These guidelines were first published in 2021 to provide guidance on architectural and engineering considerations relating to these significant changes to the 2018 BCBC, the 2019 VBBL, and the 2018 BCFC. For Engineering Professionals, these guidelines are intended to clarify the expectations of professional practice, conduct, and competence when Engineering Professionals are engaged on an EMTC building. For Architects, these guidelines inform and support relevant competency standards of practice to be met when Architects are engaged on an EMTC building.
As with all building and construction types, the EMTC-specific code provisions prescribe minimum requirements that must be met. The majority of EMTC of 7 to 12 storeys are considered High Buildings, and as such are subject to the BCBC, Subsection 3.2.6. Additional Requirements for High Buildings.
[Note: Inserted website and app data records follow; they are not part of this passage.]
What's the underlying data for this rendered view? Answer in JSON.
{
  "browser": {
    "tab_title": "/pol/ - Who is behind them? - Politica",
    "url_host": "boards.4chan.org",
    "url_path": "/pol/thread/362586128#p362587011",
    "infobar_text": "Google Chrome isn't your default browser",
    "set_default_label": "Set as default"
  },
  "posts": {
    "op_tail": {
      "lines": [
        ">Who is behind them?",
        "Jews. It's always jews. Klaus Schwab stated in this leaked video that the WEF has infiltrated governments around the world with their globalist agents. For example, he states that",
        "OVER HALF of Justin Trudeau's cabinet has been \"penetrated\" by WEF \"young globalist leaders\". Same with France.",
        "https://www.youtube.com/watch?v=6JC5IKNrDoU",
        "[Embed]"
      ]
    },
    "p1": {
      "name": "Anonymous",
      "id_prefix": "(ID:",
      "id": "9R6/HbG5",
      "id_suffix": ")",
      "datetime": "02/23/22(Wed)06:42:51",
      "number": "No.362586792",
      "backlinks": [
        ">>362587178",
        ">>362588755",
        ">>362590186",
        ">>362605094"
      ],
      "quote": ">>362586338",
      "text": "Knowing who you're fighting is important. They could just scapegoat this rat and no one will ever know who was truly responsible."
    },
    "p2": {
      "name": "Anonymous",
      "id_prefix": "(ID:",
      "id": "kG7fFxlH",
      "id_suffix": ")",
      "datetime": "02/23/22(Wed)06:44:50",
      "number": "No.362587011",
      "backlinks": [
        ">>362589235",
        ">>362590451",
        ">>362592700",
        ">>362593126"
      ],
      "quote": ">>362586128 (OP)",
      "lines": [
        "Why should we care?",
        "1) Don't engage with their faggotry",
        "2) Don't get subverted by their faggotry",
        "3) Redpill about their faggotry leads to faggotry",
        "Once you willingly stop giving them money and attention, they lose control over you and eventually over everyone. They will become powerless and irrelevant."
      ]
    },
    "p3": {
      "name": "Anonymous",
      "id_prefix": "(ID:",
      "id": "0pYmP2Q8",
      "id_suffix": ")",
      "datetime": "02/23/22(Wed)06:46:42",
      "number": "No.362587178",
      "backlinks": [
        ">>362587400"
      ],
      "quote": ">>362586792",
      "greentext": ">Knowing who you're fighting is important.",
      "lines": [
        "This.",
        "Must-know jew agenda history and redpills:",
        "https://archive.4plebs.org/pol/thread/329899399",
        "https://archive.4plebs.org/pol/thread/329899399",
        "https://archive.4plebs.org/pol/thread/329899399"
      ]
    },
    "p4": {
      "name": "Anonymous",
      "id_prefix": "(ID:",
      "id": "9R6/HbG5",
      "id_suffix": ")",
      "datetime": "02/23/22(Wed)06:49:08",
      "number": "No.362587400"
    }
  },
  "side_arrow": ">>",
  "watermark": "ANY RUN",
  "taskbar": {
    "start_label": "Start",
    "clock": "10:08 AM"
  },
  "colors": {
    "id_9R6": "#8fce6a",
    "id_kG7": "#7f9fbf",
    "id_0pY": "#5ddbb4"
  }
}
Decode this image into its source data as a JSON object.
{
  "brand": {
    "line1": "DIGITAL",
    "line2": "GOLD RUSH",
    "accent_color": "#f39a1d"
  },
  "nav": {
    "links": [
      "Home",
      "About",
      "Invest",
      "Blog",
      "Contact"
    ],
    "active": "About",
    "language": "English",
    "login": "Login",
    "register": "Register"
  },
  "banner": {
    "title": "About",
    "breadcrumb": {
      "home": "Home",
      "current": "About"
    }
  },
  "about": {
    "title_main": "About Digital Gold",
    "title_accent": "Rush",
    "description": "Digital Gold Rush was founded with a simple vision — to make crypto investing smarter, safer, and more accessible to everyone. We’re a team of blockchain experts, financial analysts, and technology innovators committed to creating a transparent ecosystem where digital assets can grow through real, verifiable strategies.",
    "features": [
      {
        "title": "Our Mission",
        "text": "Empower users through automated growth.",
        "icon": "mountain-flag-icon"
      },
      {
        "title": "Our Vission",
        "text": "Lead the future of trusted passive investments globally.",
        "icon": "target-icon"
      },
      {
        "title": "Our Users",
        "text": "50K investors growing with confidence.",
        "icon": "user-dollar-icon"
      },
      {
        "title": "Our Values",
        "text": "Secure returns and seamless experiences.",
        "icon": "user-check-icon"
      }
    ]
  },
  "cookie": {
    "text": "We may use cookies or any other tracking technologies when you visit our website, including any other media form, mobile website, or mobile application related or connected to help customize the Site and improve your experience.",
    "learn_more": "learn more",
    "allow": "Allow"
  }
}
The objective of this project is to establish fundamental fire performance data for the design and specification of NLT assemblies; this project specially addresses determining FSRs for NLT. The goal of this project is to confirm that NLT, when used as a mass timber element, has a lower FSR than standard thickness SPF boards when tested individually and flatwise. The project also considers how the surface profiles, design details, and the direction of an assembly might influence flame spread. This includes the evaluation of typical architectural features, such as a 'fluted' profile.